It’s been a tough year at the pump. After dropping below $2 a gallon as the pandemic took hold, prices for fuel — and other retail items — have risen considerably. In fact, gas prices passed $4 a gallon for the first time since 2008. Here’s how the increase has affected people across town.
Greater Cleveland RTA: 30 Cents Less per Gallon
RTA, like many governmental agencies, can buy their fuel in bulk — and without being taxed. It’s also part of an energy price risk program that allows for fuel hedging. Last year, diesel cost $2.05 per gallon, compared to around $1.77 this year. “We are actually in a good position here in that we have cost stability,” says RTA chief operating officer Floun’say Caver.
Stuffed With Amazing Taste Food Trucks: $10,000-$15,000 More per Year
Owner Dan Molnar says he’s on track to spend double what he normally spends. “It costs $250 in gas just for one event. We’re now charging an on-site fee and increased prices. I have to because I can’t eat all that cost. Our profit margins are shot."
Commodore at Intercity Yacht Club: $500 More per Week
Thomas “Rock” Adams isn’t spending much more; he’s cutting back on places he’ll visit. He’ll cruise the Flats, but trips to the Lake Erie Islands or Detroit might be casualties of gas prices.
Akron Lyft/Uber Driver: $60-$100 More per Week
“A lot of it is city miles; my mileage isn’t even that great,” says driver Ryan Isley. “I only buy gas at GetGo. If you link your Advantage card to your debit card, it’s 5 to 30 cents a gallon cheaper. It doesn’t seem like a lot, but if you’re filling up every day, it really makes a difference.”
Lakewood Commuter: $100-$200 More per Week
Rebecca Smolenski is a corporate trainer whose travels take her to the Akron-Canton area. “I try to use Zoom for training as much as humanly possible. If I had to drive every day like I did before COVID, my whole check would be gone.”
Cactus Jack Landscaping: $500 More per Week
“Everything we use is gas-powered or diesel,” says owner Jack Kinzie. “Anything petroleum-based is through the roof.
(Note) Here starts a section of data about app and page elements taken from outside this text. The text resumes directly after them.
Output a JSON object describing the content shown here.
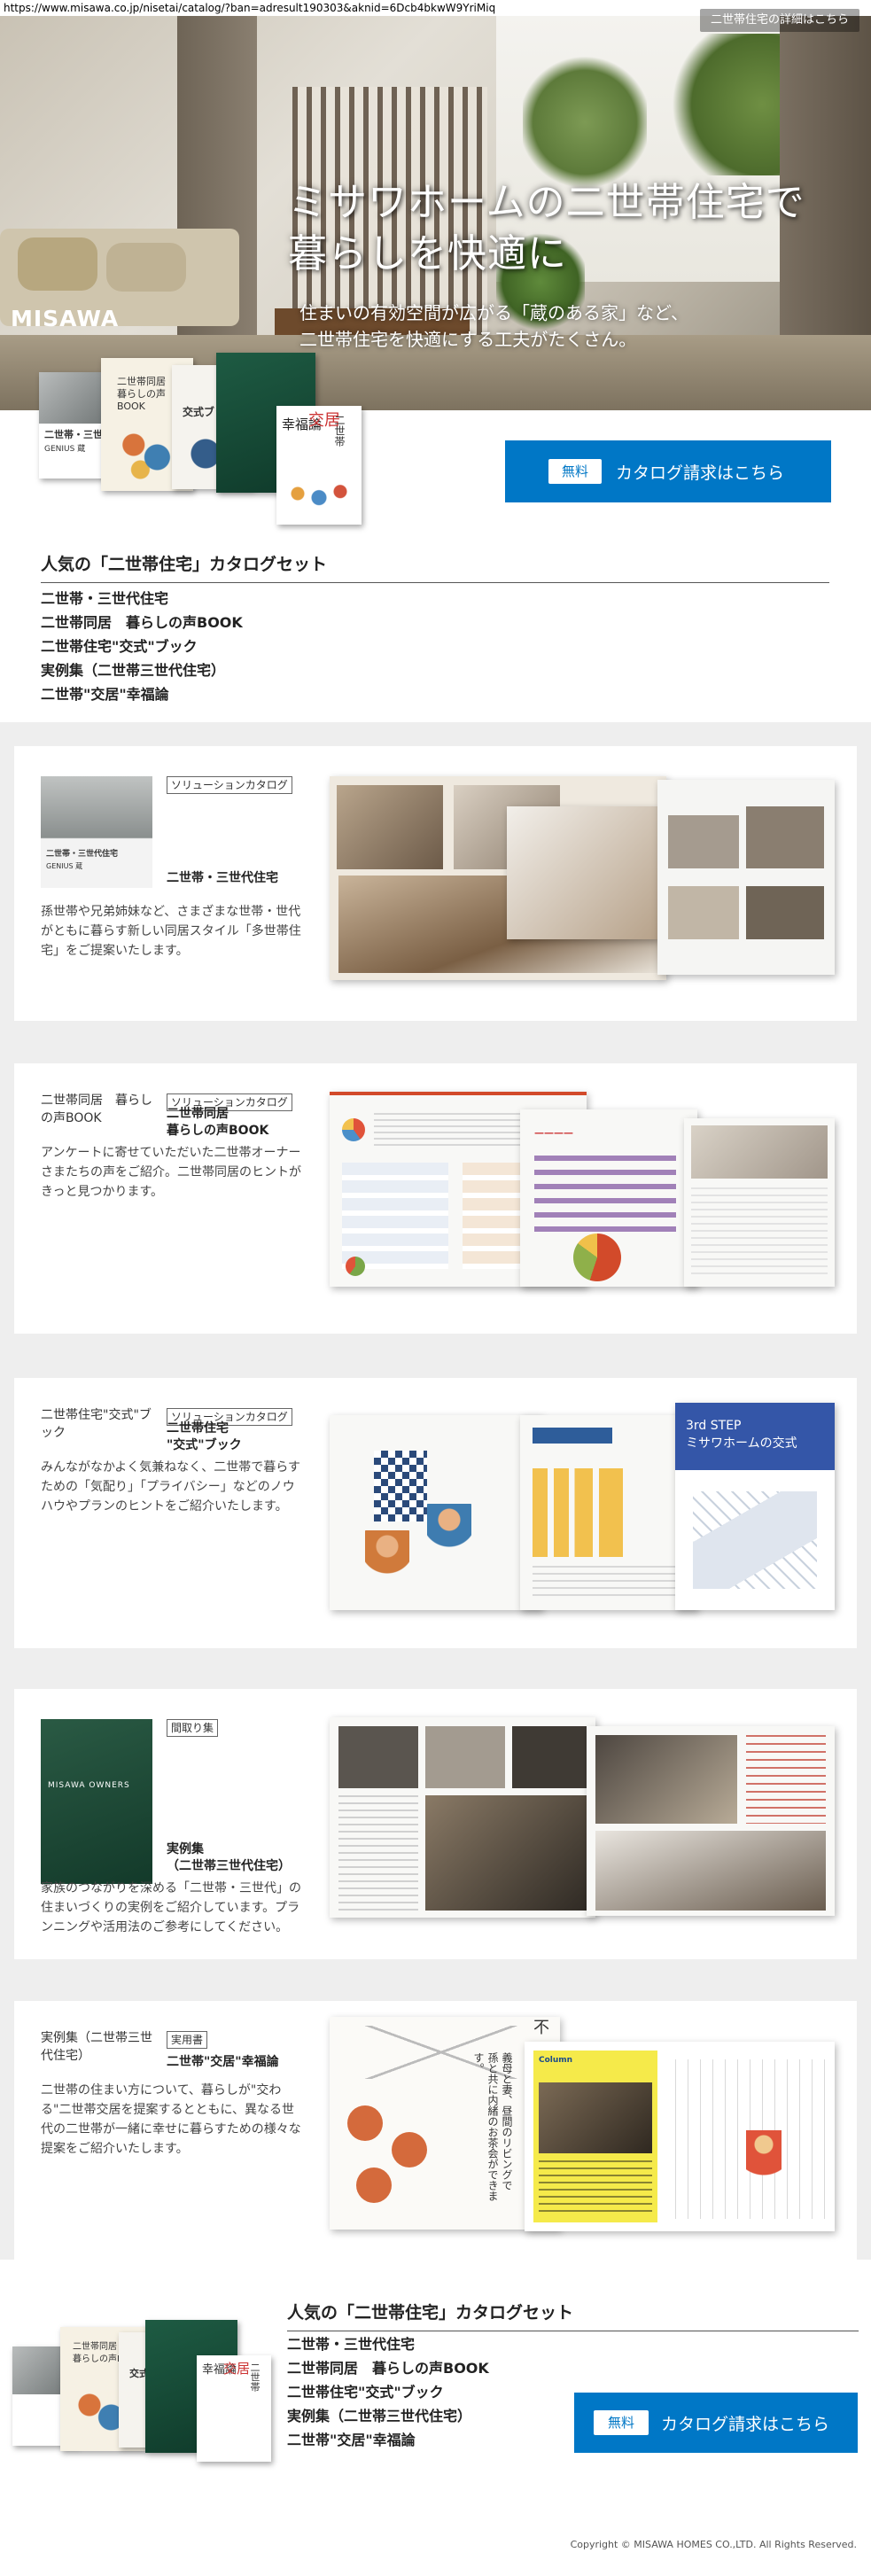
{
  "browser": {
    "url": "https://www.misawa.co.jp/nisetai/catalog/?ban=adresult190303&aknid=6Dcb4bkwW9YriMiq"
  },
  "hero": {
    "logo": "MISAWA",
    "detail_link": "二世帯住宅の詳細はこちら",
    "title": "ミサワホームの二世帯住宅で\n暮らしを快適に",
    "subtitle": "住まいの有効空間が広がる「蔵のある家」など、\n二世帯住宅を快適にする工夫がたくさん。"
  },
  "cover_books": {
    "book1_title": "二世帯・三世代",
    "book1_brand": "GENIUS 蔵",
    "book2_title": "二世帯同居\n暮らしの声BOOK",
    "book3_title": "交式ブック",
    "book4_title": "幸福論",
    "book4_sub": "二世帯",
    "book4_kanji": "交居"
  },
  "cta": {
    "free_label": "無料",
    "button_label": "カタログ請求はこちら"
  },
  "catalog_set": {
    "heading": "人気の「二世帯住宅」カタログセット",
    "items": [
      "二世帯・三世代住宅",
      "二世帯同居　暮らしの声BOOK",
      "二世帯住宅\"交式\"ブック",
      "実例集（二世帯三世代住宅）",
      "二世帯\"交居\"幸福論"
    ]
  },
  "catalogs": [
    {
      "tag": "ソリューションカタログ",
      "title": "二世帯・三世代住宅",
      "thumb_title": "二世帯・三世代住宅",
      "thumb_brand": "GENIUS 蔵",
      "description": "孫世帯や兄弟姉妹など、さまざまな世帯・世代がともに暮らす新しい同居スタイル「多世帯住宅」をご提案いたします。"
    },
    {
      "tag": "ソリューションカタログ",
      "title": "二世帯同居\n暮らしの声BOOK",
      "image_alt": "二世帯同居　暮らしの声BOOK",
      "description": "アンケートに寄せていただいた二世帯オーナーさまたちの声をご紹介。二世帯同居のヒントがきっと見つかります。"
    },
    {
      "tag": "ソリューションカタログ",
      "title": "二世帯住宅\n\"交式\"ブック",
      "image_alt": "二世帯住宅\"交式\"ブック",
      "description": "みんながなかよく気兼ねなく、二世帯で暮らすための「気配り」「プライバシー」などのノウハウやプランのヒントをご紹介いたします。",
      "spread_heading": "3rd STEP\nミサワホームの交式"
    },
    {
      "tag": "間取り集",
      "title": "実例集\n（二世帯三世代住宅）",
      "thumb_title": "MISAWA OWNERS",
      "description": "家族のつながりを深める「二世帯・三世代」の住まいづくりの実例をご紹介しています。プランニングや活用法のご参考にしてください。"
    },
    {
      "tag": "実用書",
      "title": "二世帯\"交居\"幸福論",
      "image_alt": "実例集（二世帯三世代住宅）",
      "description": "二世帯の住まい方について、暮らしが\"交わる\"二世帯交居を提案するとともに、異なる世代の二世帯が一緒に幸せに暮らすための様々な提案をご紹介いたします。",
      "spread_mark": "不",
      "spread_quote": "義母と妻、昼間のリビングで\n孫と共に内緒のお茶会ができます。",
      "column_label": "Column"
    }
  ],
  "bottom_set": {
    "heading": "人気の「二世帯住宅」カタログセット",
    "items": [
      "二世帯・三世代住宅",
      "二世帯同居　暮らしの声BOOK",
      "二世帯住宅\"交式\"ブック",
      "実例集（二世帯三世代住宅）",
      "二世帯\"交居\"幸福論"
    ]
  },
  "footer": {
    "copyright": "Copyright © MISAWA HOMES CO.,LTD. All Rights Reserved."
  },
  "colors": {
    "brand_blue": "#0077c6",
    "grey_bg": "#eeeeee",
    "accent_red": "#d24a2a",
    "spread_blue": "#3456a8"
  }
}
We’ve had to raise prices, anywhere from 6% to 10% across the board.”